The Variety of American Evangelicalism
- Author(s): Dayton, Donald W., and Robert K. Johnston, eds.
- Imprint: Univ Tennessee Press
- Publication Date: 0000-00-00
- Status: Active
- Available in Paper: Price $24.50 | Buy Now
Those labeled as “evangelicals” commonly are assumed to constitute a large and fairly homogeneous segment of American Protestantism. This volume suggests that, in fact, evangelicalism is better understood as a set of distinct subtraditions, each with its own history, organizations, and priorities. The differences among groups are so important that the question arises: Is the term “evangelical” useful at all?
This book attempts to enter as sympathetically as possible into the self-understandings of movements usually grouped under the evangelical umbrella. For each of twelve major traditions, a leading scholarly interpreter first articulates the group’s theological orientation and then explores the relationship between that movement and broader “evangelical” issues and organizations. Contributors develop remarkably useful and diverse conceptual strategies for charting the complex evangelical landscape.
In crisp summary chapters, the editors draw differing conclusions from the many perspectives offered. Donald Dayton wants to abandon the category “evangelical” altogether. Robert Johnston sees the varied traditions as an “extended family” whose members embody common characteristics to greater or lesser degrees.
The Editors: Donald W. Dayton is professor of theology and ethics at Northern Baptist Theological Seminary, Lombard, Illinois.
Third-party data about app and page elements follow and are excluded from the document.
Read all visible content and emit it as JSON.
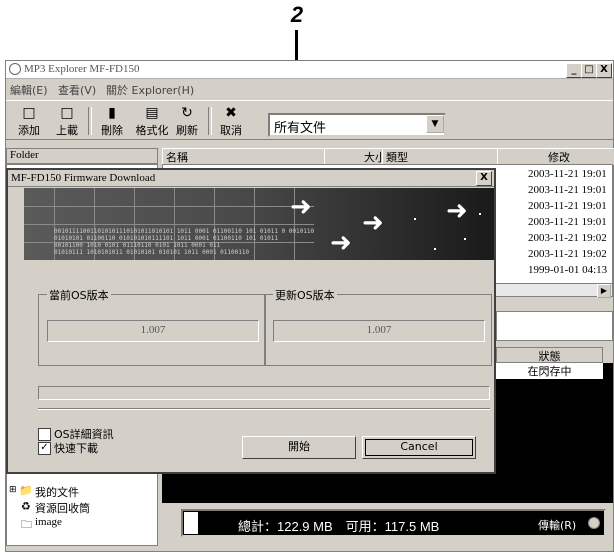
{
  "callout": {
    "number": "2"
  },
  "window": {
    "title": "MP3 Explorer MF-FD150",
    "controls": {
      "minimize": "_",
      "maximize": "□",
      "close": "X"
    }
  },
  "menu": [
    "編輯(E)",
    "查看(V)",
    "關於 Explorer(H)"
  ],
  "toolbar": {
    "buttons": [
      {
        "label": "添加",
        "icon": "add-file-icon"
      },
      {
        "label": "上載",
        "icon": "upload-icon"
      },
      {
        "label": "刪除",
        "icon": "delete-icon"
      },
      {
        "label": "格式化",
        "icon": "format-icon"
      },
      {
        "label": "刷新",
        "icon": "refresh-icon"
      },
      {
        "label": "取消",
        "icon": "cancel-icon"
      }
    ],
    "filter_value": "所有文件"
  },
  "folder_pane": {
    "header": "Folder",
    "items": [
      "我的文件",
      "資源回收筒",
      "image"
    ]
  },
  "file_list": {
    "columns": [
      "名稱",
      "大小",
      "類型",
      "修改"
    ],
    "dates": [
      "2003-11-21 19:01",
      "2003-11-21 19:01",
      "2003-11-21 19:01",
      "2003-11-21 19:01",
      "2003-11-21 19:02",
      "2003-11-21 19:02",
      "1999-01-01 04:13"
    ]
  },
  "queue": {
    "status_header": "狀態",
    "status_value": "在閃存中"
  },
  "storage": {
    "text": "總計：122.9 MB　可用：117.5 MB",
    "transfer_label": "傳輸(R)"
  },
  "dialog": {
    "title": "MF-FD150 Firmware Download",
    "current_os_label": "當前OS版本",
    "current_os_value": "1.007",
    "update_os_label": "更新OS版本",
    "update_os_value": "1.007",
    "os_details_label": "OS詳細資訊",
    "os_details_checked": false,
    "fast_download_label": "快速下載",
    "fast_download_checked": true,
    "start_button": "開始",
    "cancel_button": "Cancel",
    "banner_bits": [
      "001011110011010101110101011010101  1011 0001 01100110  101 01011 0 0010110",
      "01010101 01100110 010101010111101  1011 0001 01100110  101 01011",
      "00101100 1010 0101 01110110 0101  1011 0001 011",
      "01010111 1010101011 01010101 010101  1011 0001 01100110"
    ]
  }
}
Robert K. Johnston is provost and dean of the seminary and professor of theology and culture at North Park College and Theological Seminary, Chicago, Illinois.